#### MATERIAL SHOWN ####

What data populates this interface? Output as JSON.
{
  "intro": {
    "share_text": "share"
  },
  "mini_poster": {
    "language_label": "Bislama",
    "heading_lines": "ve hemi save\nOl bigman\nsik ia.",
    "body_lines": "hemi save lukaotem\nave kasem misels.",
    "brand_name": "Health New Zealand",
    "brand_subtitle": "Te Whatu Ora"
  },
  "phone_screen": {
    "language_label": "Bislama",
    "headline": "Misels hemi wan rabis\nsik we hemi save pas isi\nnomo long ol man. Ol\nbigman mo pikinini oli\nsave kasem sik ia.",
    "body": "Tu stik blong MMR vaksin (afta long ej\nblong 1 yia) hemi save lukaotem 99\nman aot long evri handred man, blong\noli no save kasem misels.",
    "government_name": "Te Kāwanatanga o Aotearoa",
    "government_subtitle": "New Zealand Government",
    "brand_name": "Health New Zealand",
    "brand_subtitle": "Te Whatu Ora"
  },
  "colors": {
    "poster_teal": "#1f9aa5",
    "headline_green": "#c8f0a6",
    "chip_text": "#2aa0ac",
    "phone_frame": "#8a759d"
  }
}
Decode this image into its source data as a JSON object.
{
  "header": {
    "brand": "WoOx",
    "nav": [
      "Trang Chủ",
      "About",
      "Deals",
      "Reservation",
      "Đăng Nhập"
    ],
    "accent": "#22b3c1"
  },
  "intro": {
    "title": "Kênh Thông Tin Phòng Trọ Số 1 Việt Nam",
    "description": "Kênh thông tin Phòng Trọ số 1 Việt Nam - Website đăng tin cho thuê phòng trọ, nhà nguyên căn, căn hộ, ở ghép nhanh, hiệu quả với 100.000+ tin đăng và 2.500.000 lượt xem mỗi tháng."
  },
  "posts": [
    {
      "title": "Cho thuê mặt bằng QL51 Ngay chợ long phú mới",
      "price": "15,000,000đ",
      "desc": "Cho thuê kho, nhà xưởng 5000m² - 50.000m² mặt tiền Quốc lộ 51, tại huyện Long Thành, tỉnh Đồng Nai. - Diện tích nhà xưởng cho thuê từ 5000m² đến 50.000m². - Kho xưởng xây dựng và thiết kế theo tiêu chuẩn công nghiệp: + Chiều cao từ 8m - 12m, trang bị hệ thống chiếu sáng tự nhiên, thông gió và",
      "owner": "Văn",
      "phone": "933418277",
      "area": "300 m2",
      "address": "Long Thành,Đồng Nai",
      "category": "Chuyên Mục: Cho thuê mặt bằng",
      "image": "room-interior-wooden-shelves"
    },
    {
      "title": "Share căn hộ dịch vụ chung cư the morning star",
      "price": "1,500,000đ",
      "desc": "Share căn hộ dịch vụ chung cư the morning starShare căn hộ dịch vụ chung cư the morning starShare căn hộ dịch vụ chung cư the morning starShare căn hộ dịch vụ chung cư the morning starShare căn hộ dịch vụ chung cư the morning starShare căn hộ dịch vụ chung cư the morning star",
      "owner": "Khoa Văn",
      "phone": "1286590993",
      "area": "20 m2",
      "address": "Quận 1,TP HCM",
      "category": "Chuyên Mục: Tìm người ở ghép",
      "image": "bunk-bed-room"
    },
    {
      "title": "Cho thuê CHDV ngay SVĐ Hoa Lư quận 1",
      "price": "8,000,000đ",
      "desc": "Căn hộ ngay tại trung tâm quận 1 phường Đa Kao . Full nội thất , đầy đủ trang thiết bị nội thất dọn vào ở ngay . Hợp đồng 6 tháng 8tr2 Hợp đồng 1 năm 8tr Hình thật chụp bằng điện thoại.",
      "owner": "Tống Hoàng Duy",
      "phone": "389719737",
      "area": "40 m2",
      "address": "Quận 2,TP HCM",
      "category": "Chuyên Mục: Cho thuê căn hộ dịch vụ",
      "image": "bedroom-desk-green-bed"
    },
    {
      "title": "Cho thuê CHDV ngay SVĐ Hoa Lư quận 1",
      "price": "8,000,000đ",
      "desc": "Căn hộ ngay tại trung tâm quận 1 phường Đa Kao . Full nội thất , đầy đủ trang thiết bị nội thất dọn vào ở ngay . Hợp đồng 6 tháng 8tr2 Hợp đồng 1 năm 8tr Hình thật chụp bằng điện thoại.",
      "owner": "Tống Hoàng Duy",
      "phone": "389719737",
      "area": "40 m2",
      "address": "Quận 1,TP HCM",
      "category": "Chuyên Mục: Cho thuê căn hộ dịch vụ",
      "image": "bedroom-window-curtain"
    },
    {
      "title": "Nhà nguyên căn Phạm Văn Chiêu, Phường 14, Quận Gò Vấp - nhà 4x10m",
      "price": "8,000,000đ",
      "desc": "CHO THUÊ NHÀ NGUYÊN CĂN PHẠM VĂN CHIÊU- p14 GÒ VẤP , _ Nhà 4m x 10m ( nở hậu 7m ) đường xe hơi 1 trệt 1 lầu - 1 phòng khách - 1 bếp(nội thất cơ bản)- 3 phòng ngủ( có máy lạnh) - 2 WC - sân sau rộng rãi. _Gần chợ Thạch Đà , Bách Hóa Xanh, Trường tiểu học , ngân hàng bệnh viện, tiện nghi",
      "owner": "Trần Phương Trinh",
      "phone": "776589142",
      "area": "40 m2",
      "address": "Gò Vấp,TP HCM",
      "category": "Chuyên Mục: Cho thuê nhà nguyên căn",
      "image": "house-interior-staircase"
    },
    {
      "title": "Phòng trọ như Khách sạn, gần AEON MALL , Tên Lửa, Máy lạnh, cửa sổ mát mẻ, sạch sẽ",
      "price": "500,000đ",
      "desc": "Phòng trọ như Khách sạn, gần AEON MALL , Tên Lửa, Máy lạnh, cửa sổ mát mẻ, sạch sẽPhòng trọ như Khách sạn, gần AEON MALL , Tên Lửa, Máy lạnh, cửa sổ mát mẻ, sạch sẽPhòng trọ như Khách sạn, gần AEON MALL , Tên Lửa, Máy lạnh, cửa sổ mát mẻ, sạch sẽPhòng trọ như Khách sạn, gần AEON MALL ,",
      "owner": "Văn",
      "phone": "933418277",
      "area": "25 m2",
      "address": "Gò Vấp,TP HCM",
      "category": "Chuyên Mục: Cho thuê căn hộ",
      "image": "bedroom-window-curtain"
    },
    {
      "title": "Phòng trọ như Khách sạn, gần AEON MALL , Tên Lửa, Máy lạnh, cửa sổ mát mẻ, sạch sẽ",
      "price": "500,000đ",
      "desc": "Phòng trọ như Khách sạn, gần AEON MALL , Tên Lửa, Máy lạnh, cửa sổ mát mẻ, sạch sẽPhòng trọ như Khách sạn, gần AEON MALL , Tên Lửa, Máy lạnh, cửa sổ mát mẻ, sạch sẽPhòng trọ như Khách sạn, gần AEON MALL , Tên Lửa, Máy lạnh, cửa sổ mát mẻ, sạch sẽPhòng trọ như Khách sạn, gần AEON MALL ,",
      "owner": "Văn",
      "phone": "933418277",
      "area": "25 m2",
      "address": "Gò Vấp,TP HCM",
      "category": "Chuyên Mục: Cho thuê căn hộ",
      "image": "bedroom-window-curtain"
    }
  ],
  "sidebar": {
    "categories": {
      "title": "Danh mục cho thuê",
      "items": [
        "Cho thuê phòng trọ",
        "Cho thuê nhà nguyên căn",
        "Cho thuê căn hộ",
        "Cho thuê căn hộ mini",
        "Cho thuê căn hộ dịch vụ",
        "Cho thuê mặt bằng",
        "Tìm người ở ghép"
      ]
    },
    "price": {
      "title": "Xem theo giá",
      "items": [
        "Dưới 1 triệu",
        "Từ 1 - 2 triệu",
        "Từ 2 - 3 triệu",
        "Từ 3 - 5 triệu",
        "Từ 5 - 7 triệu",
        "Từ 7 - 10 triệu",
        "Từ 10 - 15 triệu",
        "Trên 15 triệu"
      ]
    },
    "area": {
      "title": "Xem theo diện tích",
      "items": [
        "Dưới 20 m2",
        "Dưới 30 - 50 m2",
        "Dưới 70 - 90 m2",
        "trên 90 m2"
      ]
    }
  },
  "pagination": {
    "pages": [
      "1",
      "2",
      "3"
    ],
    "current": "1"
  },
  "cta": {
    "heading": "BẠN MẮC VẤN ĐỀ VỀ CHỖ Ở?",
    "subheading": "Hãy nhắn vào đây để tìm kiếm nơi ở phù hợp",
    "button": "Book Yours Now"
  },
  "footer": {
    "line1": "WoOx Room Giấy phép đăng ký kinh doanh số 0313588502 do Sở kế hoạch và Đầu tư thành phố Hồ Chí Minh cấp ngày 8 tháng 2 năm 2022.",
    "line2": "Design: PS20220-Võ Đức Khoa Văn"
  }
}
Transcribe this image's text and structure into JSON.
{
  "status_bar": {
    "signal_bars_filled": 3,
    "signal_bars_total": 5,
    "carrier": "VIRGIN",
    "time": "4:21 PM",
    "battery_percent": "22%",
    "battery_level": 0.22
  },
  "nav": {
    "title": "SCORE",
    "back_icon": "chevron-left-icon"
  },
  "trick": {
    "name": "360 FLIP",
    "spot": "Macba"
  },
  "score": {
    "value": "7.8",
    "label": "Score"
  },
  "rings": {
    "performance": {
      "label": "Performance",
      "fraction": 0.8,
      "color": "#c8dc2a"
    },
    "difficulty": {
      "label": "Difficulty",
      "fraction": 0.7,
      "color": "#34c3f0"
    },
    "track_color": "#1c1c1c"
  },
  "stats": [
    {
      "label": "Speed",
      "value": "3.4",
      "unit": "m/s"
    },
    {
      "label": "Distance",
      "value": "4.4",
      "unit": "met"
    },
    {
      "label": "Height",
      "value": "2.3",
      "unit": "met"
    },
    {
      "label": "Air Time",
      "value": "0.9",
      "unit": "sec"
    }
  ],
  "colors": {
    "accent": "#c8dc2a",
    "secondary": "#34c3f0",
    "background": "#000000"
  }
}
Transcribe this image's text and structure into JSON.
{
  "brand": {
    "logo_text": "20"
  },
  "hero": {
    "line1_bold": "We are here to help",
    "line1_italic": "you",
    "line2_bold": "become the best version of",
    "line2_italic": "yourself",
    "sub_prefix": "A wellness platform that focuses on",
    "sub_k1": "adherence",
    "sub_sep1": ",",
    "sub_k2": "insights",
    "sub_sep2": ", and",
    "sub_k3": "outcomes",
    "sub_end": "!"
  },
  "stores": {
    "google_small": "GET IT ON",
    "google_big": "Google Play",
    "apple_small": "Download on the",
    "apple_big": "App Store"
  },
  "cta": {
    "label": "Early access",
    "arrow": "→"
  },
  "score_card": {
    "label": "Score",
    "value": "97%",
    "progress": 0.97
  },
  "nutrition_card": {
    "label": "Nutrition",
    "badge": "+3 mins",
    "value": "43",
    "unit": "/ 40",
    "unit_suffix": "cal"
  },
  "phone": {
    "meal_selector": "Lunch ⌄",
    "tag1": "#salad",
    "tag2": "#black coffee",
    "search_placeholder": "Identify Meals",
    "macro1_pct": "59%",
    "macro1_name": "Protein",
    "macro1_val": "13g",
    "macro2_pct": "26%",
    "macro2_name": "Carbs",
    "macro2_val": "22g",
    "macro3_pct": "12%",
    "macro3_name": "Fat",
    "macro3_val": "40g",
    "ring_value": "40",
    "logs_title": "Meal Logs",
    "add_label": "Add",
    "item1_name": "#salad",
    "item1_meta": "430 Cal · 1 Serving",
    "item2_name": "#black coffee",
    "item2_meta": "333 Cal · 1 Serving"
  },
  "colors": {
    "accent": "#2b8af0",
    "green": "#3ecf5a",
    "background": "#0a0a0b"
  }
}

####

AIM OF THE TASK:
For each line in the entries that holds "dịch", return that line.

EXERCISE ANSWER:
      "title": "Share căn hộ dịch vụ chung cư the morning star",
      "desc": "Share căn hộ dịch vụ chung cư the morning starShare căn hộ dịch vụ chung cư the morning starShare căn hộ dịch vụ chung cư the morning starShare căn hộ dịch vụ chung cư the morning starShare căn hộ dịch vụ chung cư the morning starShare căn hộ dịch vụ chung cư the morning star",
      "category": "Chuyên Mục: Cho thuê căn hộ dịch vụ",
      "category": "Chuyên Mục: Cho thuê căn hộ dịch vụ",
        "Cho thuê căn hộ dịch vụ",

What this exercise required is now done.